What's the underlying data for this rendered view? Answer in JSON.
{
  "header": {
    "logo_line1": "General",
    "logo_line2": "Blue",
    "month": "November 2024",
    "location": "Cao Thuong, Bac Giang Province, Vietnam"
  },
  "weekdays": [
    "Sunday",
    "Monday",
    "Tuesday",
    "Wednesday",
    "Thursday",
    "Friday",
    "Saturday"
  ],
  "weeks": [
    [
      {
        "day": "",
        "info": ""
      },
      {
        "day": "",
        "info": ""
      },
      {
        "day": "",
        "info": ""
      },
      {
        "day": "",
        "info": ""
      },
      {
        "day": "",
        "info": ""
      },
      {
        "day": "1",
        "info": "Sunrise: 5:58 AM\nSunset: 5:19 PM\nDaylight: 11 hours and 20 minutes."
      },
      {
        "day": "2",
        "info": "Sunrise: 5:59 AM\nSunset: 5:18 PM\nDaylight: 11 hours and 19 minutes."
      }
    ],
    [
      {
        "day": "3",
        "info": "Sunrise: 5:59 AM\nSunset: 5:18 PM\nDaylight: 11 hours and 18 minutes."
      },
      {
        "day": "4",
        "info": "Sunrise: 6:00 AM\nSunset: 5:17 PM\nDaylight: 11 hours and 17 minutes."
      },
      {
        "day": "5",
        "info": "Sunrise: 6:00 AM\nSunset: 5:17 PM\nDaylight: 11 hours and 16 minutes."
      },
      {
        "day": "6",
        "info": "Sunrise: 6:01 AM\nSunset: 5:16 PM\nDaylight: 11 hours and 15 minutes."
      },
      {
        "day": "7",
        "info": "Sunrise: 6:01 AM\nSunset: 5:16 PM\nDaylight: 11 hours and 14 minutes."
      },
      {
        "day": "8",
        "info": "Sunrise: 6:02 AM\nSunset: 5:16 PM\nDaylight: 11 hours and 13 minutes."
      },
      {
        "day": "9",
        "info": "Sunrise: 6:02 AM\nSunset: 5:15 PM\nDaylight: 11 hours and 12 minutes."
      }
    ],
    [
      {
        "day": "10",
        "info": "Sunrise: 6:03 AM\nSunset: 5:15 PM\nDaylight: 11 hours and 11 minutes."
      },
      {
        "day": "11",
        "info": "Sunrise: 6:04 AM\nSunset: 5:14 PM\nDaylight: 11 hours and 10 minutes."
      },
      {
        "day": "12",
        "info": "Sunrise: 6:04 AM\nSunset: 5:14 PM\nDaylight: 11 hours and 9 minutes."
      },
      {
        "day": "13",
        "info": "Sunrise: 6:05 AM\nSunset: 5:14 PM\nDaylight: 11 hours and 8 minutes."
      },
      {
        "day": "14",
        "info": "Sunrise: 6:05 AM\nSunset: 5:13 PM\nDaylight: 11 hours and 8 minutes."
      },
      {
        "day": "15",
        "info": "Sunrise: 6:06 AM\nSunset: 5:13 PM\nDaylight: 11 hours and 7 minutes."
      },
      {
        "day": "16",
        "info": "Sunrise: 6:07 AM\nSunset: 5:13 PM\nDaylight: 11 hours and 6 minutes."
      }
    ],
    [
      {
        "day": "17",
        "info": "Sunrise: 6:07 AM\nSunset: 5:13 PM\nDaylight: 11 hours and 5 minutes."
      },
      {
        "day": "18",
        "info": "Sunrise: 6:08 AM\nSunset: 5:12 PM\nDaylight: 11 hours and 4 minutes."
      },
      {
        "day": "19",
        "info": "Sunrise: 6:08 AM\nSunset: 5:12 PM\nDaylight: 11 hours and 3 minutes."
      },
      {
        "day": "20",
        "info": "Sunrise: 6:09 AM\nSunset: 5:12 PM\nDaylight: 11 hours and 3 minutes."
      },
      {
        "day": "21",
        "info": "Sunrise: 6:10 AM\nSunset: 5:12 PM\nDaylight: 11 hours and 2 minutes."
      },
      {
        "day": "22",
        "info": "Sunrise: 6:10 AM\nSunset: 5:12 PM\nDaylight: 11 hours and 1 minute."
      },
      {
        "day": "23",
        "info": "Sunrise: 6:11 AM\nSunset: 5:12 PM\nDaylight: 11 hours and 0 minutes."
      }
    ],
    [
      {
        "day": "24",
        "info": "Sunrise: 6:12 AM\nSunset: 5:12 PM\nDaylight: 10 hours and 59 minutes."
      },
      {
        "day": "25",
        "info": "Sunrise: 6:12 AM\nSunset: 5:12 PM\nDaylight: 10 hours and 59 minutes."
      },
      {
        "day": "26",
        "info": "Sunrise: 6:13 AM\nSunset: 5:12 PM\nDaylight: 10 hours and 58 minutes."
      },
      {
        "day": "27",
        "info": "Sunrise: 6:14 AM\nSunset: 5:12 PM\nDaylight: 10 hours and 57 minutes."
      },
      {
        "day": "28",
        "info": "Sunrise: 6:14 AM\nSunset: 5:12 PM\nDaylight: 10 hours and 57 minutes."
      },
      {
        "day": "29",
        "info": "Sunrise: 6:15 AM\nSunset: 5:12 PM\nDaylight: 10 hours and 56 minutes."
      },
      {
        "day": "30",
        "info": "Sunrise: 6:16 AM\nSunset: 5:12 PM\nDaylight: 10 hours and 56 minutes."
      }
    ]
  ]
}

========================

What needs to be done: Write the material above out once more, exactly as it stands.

Solution below:
What's the underlying data for this rendered view? Answer in JSON.
{
  "header": {
    "logo_line1": "General",
    "logo_line2": "Blue",
    "month": "November 2024",
    "location": "Cao Thuong, Bac Giang Province, Vietnam"
  },
  "weekdays": [
    "Sunday",
    "Monday",
    "Tuesday",
    "Wednesday",
    "Thursday",
    "Friday",
    "Saturday"
  ],
  "weeks": [
    [
      {
        "day": "",
        "info": ""
      },
      {
        "day": "",
        "info": ""
      },
      {
        "day": "",
        "info": ""
      },
      {
        "day": "",
        "info": ""
      },
      {
        "day": "",
        "info": ""
      },
      {
        "day": "1",
        "info": "Sunrise: 5:58 AM\nSunset: 5:19 PM\nDaylight: 11 hours and 20 minutes."
      },
      {
        "day": "2",
        "info": "Sunrise: 5:59 AM\nSunset: 5:18 PM\nDaylight: 11 hours and 19 minutes."
      }
    ],
    [
      {
        "day": "3",
        "info": "Sunrise: 5:59 AM\nSunset: 5:18 PM\nDaylight: 11 hours and 18 minutes."
      },
      {
        "day": "4",
        "info": "Sunrise: 6:00 AM\nSunset: 5:17 PM\nDaylight: 11 hours and 17 minutes."
      },
      {
        "day": "5",
        "info": "Sunrise: 6:00 AM\nSunset: 5:17 PM\nDaylight: 11 hours and 16 minutes."
      },
      {
        "day": "6",
        "info": "Sunrise: 6:01 AM\nSunset: 5:16 PM\nDaylight: 11 hours and 15 minutes."
      },
      {
        "day": "7",
        "info": "Sunrise: 6:01 AM\nSunset: 5:16 PM\nDaylight: 11 hours and 14 minutes."
      },
      {
        "day": "8",
        "info": "Sunrise: 6:02 AM\nSunset: 5:16 PM\nDaylight: 11 hours and 13 minutes."
      },
      {
        "day": "9",
        "info": "Sunrise: 6:02 AM\nSunset: 5:15 PM\nDaylight: 11 hours and 12 minutes."
      }
    ],
    [
      {
        "day": "10",
        "info": "Sunrise: 6:03 AM\nSunset: 5:15 PM\nDaylight: 11 hours and 11 minutes."
      },
      {
        "day": "11",
        "info": "Sunrise: 6:04 AM\nSunset: 5:14 PM\nDaylight: 11 hours and 10 minutes."
      },
      {
        "day": "12",
        "info": "Sunrise: 6:04 AM\nSunset: 5:14 PM\nDaylight: 11 hours and 9 minutes."
      },
      {
        "day": "13",
        "info": "Sunrise: 6:05 AM\nSunset: 5:14 PM\nDaylight: 11 hours and 8 minutes."
      },
      {
        "day": "14",
        "info": "Sunrise: 6:05 AM\nSunset: 5:13 PM\nDaylight: 11 hours and 8 minutes."
      },
      {
        "day": "15",
        "info": "Sunrise: 6:06 AM\nSunset: 5:13 PM\nDaylight: 11 hours and 7 minutes."
      },
      {
        "day": "16",
        "info": "Sunrise: 6:07 AM\nSunset: 5:13 PM\nDaylight: 11 hours and 6 minutes."
      }
    ],
    [
      {
        "day": "17",
        "info": "Sunrise: 6:07 AM\nSunset: 5:13 PM\nDaylight: 11 hours and 5 minutes."
      },
      {
        "day": "18",
        "info": "Sunrise: 6:08 AM\nSunset: 5:12 PM\nDaylight: 11 hours and 4 minutes."
      },
      {
        "day": "19",
        "info": "Sunrise: 6:08 AM\nSunset: 5:12 PM\nDaylight: 11 hours and 3 minutes."
      },
      {
        "day": "20",
        "info": "Sunrise: 6:09 AM\nSunset: 5:12 PM\nDaylight: 11 hours and 3 minutes."
      },
      {
        "day": "21",
        "info": "Sunrise: 6:10 AM\nSunset: 5:12 PM\nDaylight: 11 hours and 2 minutes."
      },
      {
        "day": "22",
        "info": "Sunrise: 6:10 AM\nSunset: 5:12 PM\nDaylight: 11 hours and 1 minute."
      },
      {
        "day": "23",
        "info": "Sunrise: 6:11 AM\nSunset: 5:12 PM\nDaylight: 11 hours and 0 minutes."
      }
    ],
    [
      {
        "day": "24",
        "info": "Sunrise: 6:12 AM\nSunset: 5:12 PM\nDaylight: 10 hours and 59 minutes."
      },
      {
        "day": "25",
        "info": "Sunrise: 6:12 AM\nSunset: 5:12 PM\nDaylight: 10 hours and 59 minutes."
      },
      {
        "day": "26",
        "info": "Sunrise: 6:13 AM\nSunset: 5:12 PM\nDaylight: 10 hours and 58 minutes."
      },
      {
        "day": "27",
        "info": "Sunrise: 6:14 AM\nSunset: 5:12 PM\nDaylight: 10 hours and 57 minutes."
      },
      {
        "day": "28",
        "info": "Sunrise: 6:14 AM\nSunset: 5:12 PM\nDaylight: 10 hours and 57 minutes."
      },
      {
        "day": "29",
        "info": "Sunrise: 6:15 AM\nSunset: 5:12 PM\nDaylight: 10 hours and 56 minutes."
      },
      {
        "day": "30",
        "info": "Sunrise: 6:16 AM\nSunset: 5:12 PM\nDaylight: 10 hours and 56 minutes."
      }
    ]
  ]
}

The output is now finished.